Master of Science
Geological and Environmental Sciences
Dr. Alan E. Kehew
Dr. George Guthrie
Dr. William Sauck
Masters Thesis-Open Access
Seven subsurface glacial diamicton units, including a paleosol, have been characterized from two borings in north-central St. Joseph County, Michigan. These units have been characterized in terms of their clay mineralogy, texture, color, and stratigraphic position. t-Tests confirm that each unit displays a significant difference in mean 7A/10A peak height ratio from all other units.
Unit 4, informally called the Gray Marker tilt has been correlated between borings in this study and to the findings of others (Gardner, 1997, Nicks, in preparation). The Newbury till described by the Indiana Geological Survey (unpublished data) may also correlate to Unit 4, raising the possibility that the Gray Marker till is regionally widespread in the subsurface.
A qualitative clay mineral analysis of the seven diamicton units revealed flaws in the technique of correlating diamictons solely on the basis of 7A/10A peak height ratios. Qualitative clay mineral analysis revealed similarities between the Coldwater Shale and Units 3a, 3b, and 4, suggesting that these units derived much of their clay mineral fraction from the Coldwater Shale. Units 5 and 6 had notably different suites of clay minerals, suggesting a source other than the Coldwater Shale.

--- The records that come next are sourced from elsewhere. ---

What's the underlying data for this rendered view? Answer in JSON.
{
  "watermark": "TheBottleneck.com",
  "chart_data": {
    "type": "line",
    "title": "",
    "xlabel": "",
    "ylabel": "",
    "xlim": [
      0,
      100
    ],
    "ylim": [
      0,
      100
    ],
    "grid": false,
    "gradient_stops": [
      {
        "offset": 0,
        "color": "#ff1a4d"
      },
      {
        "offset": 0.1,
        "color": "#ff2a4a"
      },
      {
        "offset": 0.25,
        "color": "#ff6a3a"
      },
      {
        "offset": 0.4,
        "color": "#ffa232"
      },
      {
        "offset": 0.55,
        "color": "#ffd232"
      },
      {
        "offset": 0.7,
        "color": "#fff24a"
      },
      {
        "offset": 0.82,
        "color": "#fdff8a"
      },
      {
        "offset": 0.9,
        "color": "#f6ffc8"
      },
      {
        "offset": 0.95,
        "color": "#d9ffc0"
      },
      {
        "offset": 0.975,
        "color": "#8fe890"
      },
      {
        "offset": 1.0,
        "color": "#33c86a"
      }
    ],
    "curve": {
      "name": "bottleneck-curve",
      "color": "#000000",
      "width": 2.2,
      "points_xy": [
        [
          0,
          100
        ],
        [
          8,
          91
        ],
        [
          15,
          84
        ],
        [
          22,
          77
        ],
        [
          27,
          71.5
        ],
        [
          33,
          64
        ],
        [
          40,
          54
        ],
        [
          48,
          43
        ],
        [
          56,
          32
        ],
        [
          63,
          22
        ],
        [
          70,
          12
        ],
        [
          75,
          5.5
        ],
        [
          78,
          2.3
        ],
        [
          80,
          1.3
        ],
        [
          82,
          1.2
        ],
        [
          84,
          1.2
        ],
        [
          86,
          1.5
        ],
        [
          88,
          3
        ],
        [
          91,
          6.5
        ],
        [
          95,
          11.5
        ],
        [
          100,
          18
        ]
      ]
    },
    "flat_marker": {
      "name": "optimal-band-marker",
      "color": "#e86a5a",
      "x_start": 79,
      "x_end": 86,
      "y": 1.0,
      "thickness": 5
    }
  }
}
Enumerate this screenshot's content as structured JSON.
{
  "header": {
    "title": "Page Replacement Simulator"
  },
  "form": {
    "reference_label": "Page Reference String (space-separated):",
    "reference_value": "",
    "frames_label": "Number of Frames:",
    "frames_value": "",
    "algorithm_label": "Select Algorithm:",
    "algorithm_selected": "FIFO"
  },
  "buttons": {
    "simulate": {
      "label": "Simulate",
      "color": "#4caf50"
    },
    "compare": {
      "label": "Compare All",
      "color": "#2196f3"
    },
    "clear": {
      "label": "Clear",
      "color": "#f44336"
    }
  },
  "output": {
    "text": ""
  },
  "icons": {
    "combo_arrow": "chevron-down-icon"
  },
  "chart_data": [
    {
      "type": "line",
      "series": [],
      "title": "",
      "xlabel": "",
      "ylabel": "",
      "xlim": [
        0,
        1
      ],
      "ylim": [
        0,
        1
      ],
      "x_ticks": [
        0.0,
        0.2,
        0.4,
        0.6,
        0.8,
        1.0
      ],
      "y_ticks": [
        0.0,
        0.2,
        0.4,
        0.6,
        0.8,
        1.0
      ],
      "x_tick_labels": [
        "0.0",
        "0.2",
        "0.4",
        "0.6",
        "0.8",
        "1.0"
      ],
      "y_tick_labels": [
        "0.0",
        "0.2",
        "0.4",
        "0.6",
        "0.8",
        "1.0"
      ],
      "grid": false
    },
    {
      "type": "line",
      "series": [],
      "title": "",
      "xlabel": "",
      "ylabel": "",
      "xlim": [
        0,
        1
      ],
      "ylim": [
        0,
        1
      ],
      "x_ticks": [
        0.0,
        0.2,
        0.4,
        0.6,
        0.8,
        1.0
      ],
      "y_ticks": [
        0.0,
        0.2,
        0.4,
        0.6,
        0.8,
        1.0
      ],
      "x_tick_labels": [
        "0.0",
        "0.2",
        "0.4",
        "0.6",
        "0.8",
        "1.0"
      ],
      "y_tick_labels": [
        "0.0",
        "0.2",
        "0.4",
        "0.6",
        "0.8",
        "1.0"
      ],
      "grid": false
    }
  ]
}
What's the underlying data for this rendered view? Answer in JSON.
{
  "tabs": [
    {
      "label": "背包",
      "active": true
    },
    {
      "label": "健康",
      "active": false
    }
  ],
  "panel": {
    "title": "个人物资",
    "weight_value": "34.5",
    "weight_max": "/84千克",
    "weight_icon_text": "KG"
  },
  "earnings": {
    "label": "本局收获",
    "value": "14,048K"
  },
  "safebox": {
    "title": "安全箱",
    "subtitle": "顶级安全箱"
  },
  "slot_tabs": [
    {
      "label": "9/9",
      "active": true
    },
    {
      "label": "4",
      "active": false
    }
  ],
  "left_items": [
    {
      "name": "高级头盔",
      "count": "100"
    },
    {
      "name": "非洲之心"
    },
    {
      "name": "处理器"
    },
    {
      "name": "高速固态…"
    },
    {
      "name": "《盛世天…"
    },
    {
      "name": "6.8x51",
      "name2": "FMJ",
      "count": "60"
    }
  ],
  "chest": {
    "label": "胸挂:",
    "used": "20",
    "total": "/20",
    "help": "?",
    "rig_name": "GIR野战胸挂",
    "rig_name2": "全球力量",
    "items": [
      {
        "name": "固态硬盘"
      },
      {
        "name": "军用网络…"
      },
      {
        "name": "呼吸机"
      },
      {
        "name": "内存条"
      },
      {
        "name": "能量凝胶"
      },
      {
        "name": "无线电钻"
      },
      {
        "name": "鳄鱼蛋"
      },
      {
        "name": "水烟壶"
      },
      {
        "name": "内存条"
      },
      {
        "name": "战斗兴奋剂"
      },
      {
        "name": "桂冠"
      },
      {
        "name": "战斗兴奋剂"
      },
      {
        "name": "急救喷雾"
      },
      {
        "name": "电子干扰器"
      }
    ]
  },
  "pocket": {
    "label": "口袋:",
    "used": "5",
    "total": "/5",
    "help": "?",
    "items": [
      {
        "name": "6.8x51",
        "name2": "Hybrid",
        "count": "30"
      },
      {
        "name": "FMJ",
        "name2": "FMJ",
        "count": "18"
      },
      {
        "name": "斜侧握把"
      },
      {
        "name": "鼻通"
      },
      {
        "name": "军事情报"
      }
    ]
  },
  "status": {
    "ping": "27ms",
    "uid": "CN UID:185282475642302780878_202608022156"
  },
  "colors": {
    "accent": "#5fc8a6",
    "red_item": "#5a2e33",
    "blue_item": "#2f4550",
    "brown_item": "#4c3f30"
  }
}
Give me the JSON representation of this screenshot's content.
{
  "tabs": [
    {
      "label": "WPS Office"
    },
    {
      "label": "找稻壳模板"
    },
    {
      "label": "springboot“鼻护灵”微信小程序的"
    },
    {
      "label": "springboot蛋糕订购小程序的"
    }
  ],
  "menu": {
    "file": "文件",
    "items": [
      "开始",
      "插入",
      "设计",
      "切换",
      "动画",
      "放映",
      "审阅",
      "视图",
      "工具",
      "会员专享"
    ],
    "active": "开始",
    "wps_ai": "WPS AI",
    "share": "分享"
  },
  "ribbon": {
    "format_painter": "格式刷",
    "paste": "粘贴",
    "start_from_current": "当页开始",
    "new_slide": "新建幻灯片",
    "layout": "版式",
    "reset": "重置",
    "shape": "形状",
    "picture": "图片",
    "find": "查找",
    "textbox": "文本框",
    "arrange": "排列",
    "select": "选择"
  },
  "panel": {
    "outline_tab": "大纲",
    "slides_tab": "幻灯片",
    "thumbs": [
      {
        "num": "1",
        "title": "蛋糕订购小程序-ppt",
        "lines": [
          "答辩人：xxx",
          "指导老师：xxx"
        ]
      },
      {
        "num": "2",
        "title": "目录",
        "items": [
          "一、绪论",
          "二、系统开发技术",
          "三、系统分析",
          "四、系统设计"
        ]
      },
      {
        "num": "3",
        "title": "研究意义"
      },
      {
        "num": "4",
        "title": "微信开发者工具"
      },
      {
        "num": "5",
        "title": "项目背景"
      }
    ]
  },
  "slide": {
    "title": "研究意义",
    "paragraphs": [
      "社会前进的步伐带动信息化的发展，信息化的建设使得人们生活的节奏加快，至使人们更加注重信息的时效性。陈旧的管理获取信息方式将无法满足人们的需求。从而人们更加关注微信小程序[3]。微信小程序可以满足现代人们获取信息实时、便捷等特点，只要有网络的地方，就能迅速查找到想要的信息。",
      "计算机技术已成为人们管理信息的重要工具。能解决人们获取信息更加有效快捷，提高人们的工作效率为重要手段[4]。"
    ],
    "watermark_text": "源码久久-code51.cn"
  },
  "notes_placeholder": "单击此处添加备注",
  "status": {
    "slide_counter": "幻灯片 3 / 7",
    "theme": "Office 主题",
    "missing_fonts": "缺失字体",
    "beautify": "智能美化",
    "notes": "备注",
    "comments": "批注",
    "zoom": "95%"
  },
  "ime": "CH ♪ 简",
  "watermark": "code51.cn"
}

Flint, Andrew C., "Stratigraphic Analysis of Diamicton Units in North-Central St. Joseph County, Michigan" (1999). Masters Theses. 4422.